  14. LIFE CYCLE • Cycle is completed when dog ingest the hydatid cysts. • Dogs began to pass eggs in 7 weeks after the ingestion. • Man doesn’t harbor the adult worm.
  15. MODE OF TRANSMISSION • By ingestion of eggs of Echinococcus with food vegetables or water contaminated with feces of infected dogs. • Infection may occur while playing or handling with dog. • By inhalation of the dusts contaminated by the infected eggs. • Disease is not transmissible from person to person.
  16. CLINICAL FEATURES Incubation period varies from months to years depending upon number and location of cysts. • Cysts grow slowly from 5 to 20 years before they are diagnosed. • Cysts are filled with watery fluid and contain large number of tapeworm heads. • Cysts of smaller size are generally asymptomatic. • Large cysts causes pressure symptoms (jaundice in liver cysts). • In vital organs they may cause sever symptoms and death
  17. CLINICAL FEATURES • It has been estimated that 70% of the cysts become located in the right lobe of the liver, and rest in lungs, brain, peritoneum, long bones and kidney.
  18. DIAGNOSIS • Clinical : based on history of residence in endemic area. Close association with dogs • X-ray: location of the cyst is confirmed • Serological test: ELISA, immunofluoroscent test. • Intradermal (Casoni) test is still widely used because of its simplicity to perform. But this often lacks specificity.
  19. Treatment • No specific treatment, except surgical removal of cysts. • Mebendazole can also be given. Tests are still on.

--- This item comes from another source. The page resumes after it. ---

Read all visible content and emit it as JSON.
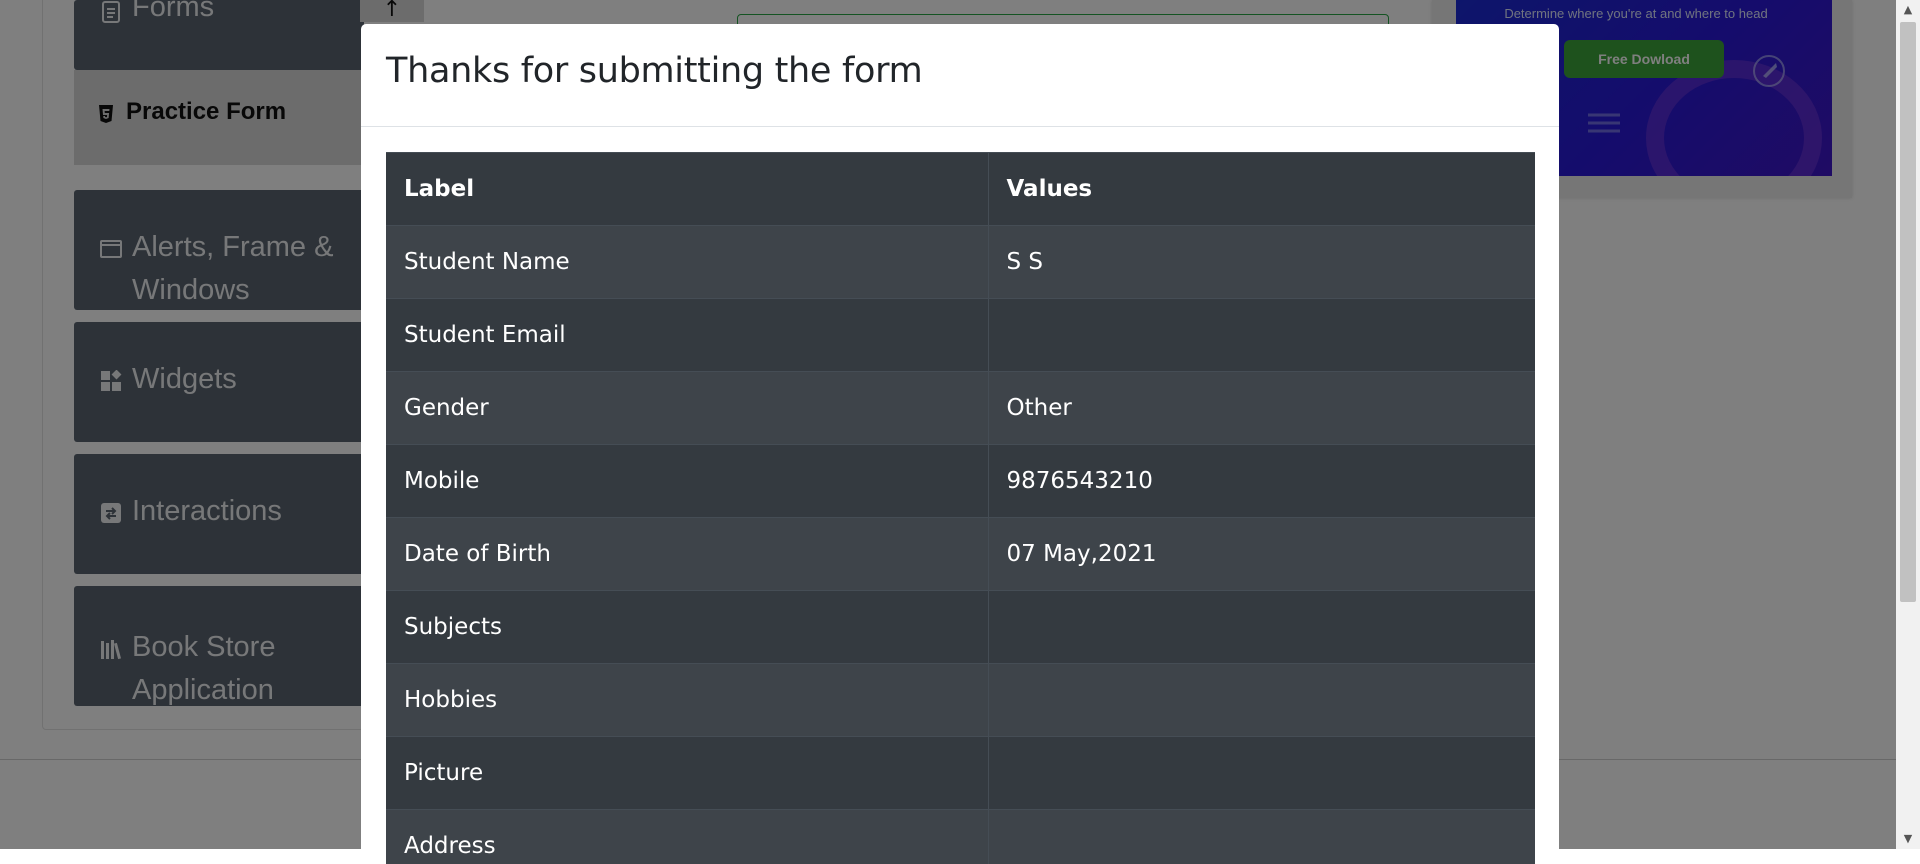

  20. Treatment • Preventing dogs from gaining access to raw meat at slaughter houses- proper meat inspection and destruction of infected viscera. • Control of Dogs: elimination of stray dogs, dog registration system, surveillance of dogs based on periodic stool examination. • Single dose of praziquantel -5mg/kg will remove adult worms from dogs. • Health education: particularly to butchers, dog owners, animal breeders and shepherds etc.